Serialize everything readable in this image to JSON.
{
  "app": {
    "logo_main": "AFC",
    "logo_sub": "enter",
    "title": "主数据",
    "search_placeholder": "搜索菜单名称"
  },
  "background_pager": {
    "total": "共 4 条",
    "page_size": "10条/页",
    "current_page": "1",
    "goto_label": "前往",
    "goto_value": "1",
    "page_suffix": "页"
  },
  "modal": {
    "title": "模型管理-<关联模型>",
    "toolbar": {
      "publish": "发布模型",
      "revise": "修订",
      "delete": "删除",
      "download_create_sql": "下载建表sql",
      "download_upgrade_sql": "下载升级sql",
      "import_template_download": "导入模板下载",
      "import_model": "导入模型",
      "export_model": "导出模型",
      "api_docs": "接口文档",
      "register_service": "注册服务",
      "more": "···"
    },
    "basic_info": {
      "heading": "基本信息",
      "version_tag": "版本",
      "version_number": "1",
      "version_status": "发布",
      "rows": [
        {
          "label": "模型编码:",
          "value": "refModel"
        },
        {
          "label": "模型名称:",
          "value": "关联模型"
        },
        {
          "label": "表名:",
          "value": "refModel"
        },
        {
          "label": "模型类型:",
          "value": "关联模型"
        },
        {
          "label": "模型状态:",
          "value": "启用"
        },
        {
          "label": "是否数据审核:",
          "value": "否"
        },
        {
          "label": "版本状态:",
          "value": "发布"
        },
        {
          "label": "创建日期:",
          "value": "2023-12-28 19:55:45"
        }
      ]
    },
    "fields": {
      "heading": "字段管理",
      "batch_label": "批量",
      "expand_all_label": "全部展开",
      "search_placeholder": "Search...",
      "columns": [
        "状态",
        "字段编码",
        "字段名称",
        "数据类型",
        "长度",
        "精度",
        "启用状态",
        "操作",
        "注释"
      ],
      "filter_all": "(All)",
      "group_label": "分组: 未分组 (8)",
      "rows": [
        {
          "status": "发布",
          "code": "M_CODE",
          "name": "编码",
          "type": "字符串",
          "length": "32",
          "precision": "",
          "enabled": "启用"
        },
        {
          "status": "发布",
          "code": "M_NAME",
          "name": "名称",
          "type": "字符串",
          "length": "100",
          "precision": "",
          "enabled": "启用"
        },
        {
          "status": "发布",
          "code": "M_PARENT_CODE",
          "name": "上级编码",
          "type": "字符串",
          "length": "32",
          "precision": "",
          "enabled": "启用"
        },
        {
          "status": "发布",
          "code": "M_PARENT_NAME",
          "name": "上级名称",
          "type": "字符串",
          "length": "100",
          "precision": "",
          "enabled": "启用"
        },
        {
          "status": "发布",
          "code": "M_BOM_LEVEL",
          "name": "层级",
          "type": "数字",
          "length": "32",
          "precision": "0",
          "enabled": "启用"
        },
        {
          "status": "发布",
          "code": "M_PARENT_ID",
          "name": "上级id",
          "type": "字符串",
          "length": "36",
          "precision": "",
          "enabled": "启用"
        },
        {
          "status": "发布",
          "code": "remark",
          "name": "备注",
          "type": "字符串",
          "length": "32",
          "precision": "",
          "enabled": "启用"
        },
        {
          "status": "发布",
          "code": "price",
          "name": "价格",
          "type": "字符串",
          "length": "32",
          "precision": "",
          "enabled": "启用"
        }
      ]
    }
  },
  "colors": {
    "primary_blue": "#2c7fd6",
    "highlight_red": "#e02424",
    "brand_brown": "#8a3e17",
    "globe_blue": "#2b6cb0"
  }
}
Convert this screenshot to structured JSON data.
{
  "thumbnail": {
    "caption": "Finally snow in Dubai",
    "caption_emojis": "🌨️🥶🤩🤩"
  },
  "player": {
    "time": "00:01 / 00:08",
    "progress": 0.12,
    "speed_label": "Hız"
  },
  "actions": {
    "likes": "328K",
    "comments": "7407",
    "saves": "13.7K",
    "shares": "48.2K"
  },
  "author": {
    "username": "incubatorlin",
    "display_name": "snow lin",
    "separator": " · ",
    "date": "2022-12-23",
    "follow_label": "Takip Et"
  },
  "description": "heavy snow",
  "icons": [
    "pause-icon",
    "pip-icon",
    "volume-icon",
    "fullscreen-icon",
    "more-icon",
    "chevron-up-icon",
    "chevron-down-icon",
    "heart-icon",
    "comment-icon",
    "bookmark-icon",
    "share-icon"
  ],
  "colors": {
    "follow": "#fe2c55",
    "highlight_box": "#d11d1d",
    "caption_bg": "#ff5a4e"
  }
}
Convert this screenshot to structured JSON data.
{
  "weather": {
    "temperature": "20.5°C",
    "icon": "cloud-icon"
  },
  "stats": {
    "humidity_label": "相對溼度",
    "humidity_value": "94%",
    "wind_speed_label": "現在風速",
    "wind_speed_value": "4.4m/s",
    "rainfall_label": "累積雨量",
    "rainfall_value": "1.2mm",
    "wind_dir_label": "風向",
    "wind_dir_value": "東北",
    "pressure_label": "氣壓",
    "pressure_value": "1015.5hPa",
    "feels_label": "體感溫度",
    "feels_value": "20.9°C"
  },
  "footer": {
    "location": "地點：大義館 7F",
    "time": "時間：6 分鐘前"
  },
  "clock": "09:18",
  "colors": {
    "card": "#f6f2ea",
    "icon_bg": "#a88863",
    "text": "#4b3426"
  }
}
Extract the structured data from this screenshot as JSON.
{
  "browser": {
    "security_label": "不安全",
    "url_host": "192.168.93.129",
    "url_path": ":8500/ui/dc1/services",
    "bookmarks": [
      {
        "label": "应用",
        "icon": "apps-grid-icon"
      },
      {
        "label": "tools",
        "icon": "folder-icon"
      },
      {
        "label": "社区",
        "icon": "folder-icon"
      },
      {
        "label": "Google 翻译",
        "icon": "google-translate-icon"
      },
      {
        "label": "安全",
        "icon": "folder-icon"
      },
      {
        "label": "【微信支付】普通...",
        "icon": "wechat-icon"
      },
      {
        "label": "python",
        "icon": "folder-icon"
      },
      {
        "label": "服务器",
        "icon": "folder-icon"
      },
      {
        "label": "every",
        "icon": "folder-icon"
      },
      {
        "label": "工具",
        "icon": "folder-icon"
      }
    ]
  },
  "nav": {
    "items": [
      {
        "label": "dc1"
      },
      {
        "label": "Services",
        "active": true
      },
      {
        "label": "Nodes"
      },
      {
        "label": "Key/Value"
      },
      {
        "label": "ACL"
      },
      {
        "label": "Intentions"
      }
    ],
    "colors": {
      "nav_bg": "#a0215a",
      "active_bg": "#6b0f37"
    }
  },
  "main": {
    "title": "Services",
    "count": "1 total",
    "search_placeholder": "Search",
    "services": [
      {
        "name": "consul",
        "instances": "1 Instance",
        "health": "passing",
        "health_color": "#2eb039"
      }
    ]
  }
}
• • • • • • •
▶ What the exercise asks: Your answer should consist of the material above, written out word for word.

▶ Final answer:
Serialize everything readable in this image to JSON.
{
  "app": {
    "logo_main": "AFC",
    "logo_sub": "enter",
    "title": "主数据",
    "search_placeholder": "搜索菜单名称"
  },
  "background_pager": {
    "total": "共 4 条",
    "page_size": "10条/页",
    "current_page": "1",
    "goto_label": "前往",
    "goto_value": "1",
    "page_suffix": "页"
  },
  "modal": {
    "title": "模型管理-<关联模型>",
    "toolbar": {
      "publish": "发布模型",
      "revise": "修订",
      "delete": "删除",
      "download_create_sql": "下载建表sql",
      "download_upgrade_sql": "下载升级sql",
      "import_template_download": "导入模板下载",
      "import_model": "导入模型",
      "export_model": "导出模型",
      "api_docs": "接口文档",
      "register_service": "注册服务",
      "more": "···"
    },
    "basic_info": {
      "heading": "基本信息",
      "version_tag": "版本",
      "version_number": "1",
      "version_status": "发布",
      "rows": [
        {
          "label": "模型编码:",
          "value": "refModel"
        },
        {
          "label": "模型名称:",
          "value": "关联模型"
        },
        {
          "label": "表名:",
          "value": "refModel"
        },
        {
          "label": "模型类型:",
          "value": "关联模型"
        },
        {
          "label": "模型状态:",
          "value": "启用"
        },
        {
          "label": "是否数据审核:",
          "value": "否"
        },
        {
          "label": "版本状态:",
          "value": "发布"
        },
        {
          "label": "创建日期:",
          "value": "2023-12-28 19:55:45"
        }
      ]
    },
    "fields": {
      "heading": "字段管理",
      "batch_label": "批量",
      "expand_all_label": "全部展开",
      "search_placeholder": "Search...",
      "columns": [
        "状态",
        "字段编码",
        "字段名称",
        "数据类型",
        "长度",
        "精度",
        "启用状态",
        "操作",
        "注释"
      ],
      "filter_all": "(All)",
      "group_label": "分组: 未分组 (8)",
      "rows": [
        {
          "status": "发布",
          "code": "M_CODE",
          "name": "编码",
          "type": "字符串",
          "length": "32",
          "precision": "",
          "enabled": "启用"
        },
        {
          "status": "发布",
          "code": "M_NAME",
          "name": "名称",
          "type": "字符串",
          "length": "100",
          "precision": "",
          "enabled": "启用"
        },
        {
          "status": "发布",
          "code": "M_PARENT_CODE",
          "name": "上级编码",
          "type": "字符串",
          "length": "32",
          "precision": "",
          "enabled": "启用"
        },
        {
          "status": "发布",
          "code": "M_PARENT_NAME",
          "name": "上级名称",
          "type": "字符串",
          "length": "100",
          "precision": "",
          "enabled": "启用"
        },
        {
          "status": "发布",
          "code": "M_BOM_LEVEL",
          "name": "层级",
          "type": "数字",
          "length": "32",
          "precision": "0",
          "enabled": "启用"
        },
        {
          "status": "发布",
          "code": "M_PARENT_ID",
          "name": "上级id",
          "type": "字符串",
          "length": "36",
          "precision": "",
          "enabled": "启用"
        },
        {
          "status": "发布",
          "code": "remark",
          "name": "备注",
          "type": "字符串",
          "length": "32",
          "precision": "",
          "enabled": "启用"
        },
        {
          "status": "发布",
          "code": "price",
          "name": "价格",
          "type": "字符串",
          "length": "32",
          "precision": "",
          "enabled": "启用"
        }
      ]
    }
  },
  "colors": {
    "primary_blue": "#2c7fd6",
    "highlight_red": "#e02424",
    "brand_brown": "#8a3e17",
    "globe_blue": "#2b6cb0"
  }
}
Convert this screenshot to structured JSON data.
{
  "thumbnail": {
    "caption": "Finally snow in Dubai",
    "caption_emojis": "🌨️🥶🤩🤩"
  },
  "player": {
    "time": "00:01 / 00:08",
    "progress": 0.12,
    "speed_label": "Hız"
  },
  "actions": {
    "likes": "328K",
    "comments": "7407",
    "saves": "13.7K",
    "shares": "48.2K"
  },
  "author": {
    "username": "incubatorlin",
    "display_name": "snow lin",
    "separator": " · ",
    "date": "2022-12-23",
    "follow_label": "Takip Et"
  },
  "description": "heavy snow",
  "icons": [
    "pause-icon",
    "pip-icon",
    "volume-icon",
    "fullscreen-icon",
    "more-icon",
    "chevron-up-icon",
    "chevron-down-icon",
    "heart-icon",
    "comment-icon",
    "bookmark-icon",
    "share-icon"
  ],
  "colors": {
    "follow": "#fe2c55",
    "highlight_box": "#d11d1d",
    "caption_bg": "#ff5a4e"
  }
}
Convert this screenshot to structured JSON data.
{
  "weather": {
    "temperature": "20.5°C",
    "icon": "cloud-icon"
  },
  "stats": {
    "humidity_label": "相對溼度",
    "humidity_value": "94%",
    "wind_speed_label": "現在風速",
    "wind_speed_value": "4.4m/s",
    "rainfall_label": "累積雨量",
    "rainfall_value": "1.2mm",
    "wind_dir_label": "風向",
    "wind_dir_value": "東北",
    "pressure_label": "氣壓",
    "pressure_value": "1015.5hPa",
    "feels_label": "體感溫度",
    "feels_value": "20.9°C"
  },
  "footer": {
    "location": "地點：大義館 7F",
    "time": "時間：6 分鐘前"
  },
  "clock": "09:18",
  "colors": {
    "card": "#f6f2ea",
    "icon_bg": "#a88863",
    "text": "#4b3426"
  }
}
Extract the structured data from this screenshot as JSON.
{
  "browser": {
    "security_label": "不安全",
    "url_host": "192.168.93.129",
    "url_path": ":8500/ui/dc1/services",
    "bookmarks": [
      {
        "label": "应用",
        "icon": "apps-grid-icon"
      },
      {
        "label": "tools",
        "icon": "folder-icon"
      },
      {
        "label": "社区",
        "icon": "folder-icon"
      },
      {
        "label": "Google 翻译",
        "icon": "google-translate-icon"
      },
      {
        "label": "安全",
        "icon": "folder-icon"
      },
      {
        "label": "【微信支付】普通...",
        "icon": "wechat-icon"
      },
      {
        "label": "python",
        "icon": "folder-icon"
      },
      {
        "label": "服务器",
        "icon": "folder-icon"
      },
      {
        "label": "every",
        "icon": "folder-icon"
      },
      {
        "label": "工具",
        "icon": "folder-icon"
      }
    ]
  },
  "nav": {
    "items": [
      {
        "label": "dc1"
      },
      {
        "label": "Services",
        "active": true
      },
      {
        "label": "Nodes"
      },
      {
        "label": "Key/Value"
      },
      {
        "label": "ACL"
      },
      {
        "label": "Intentions"
      }
    ],
    "colors": {
      "nav_bg": "#a0215a",
      "active_bg": "#6b0f37"
    }
  },
  "main": {
    "title": "Services",
    "count": "1 total",
    "search_placeholder": "Search",
    "services": [
      {
        "name": "consul",
        "instances": "1 Instance",
        "health": "passing",
        "health_color": "#2eb039"
      }
    ]
  }
}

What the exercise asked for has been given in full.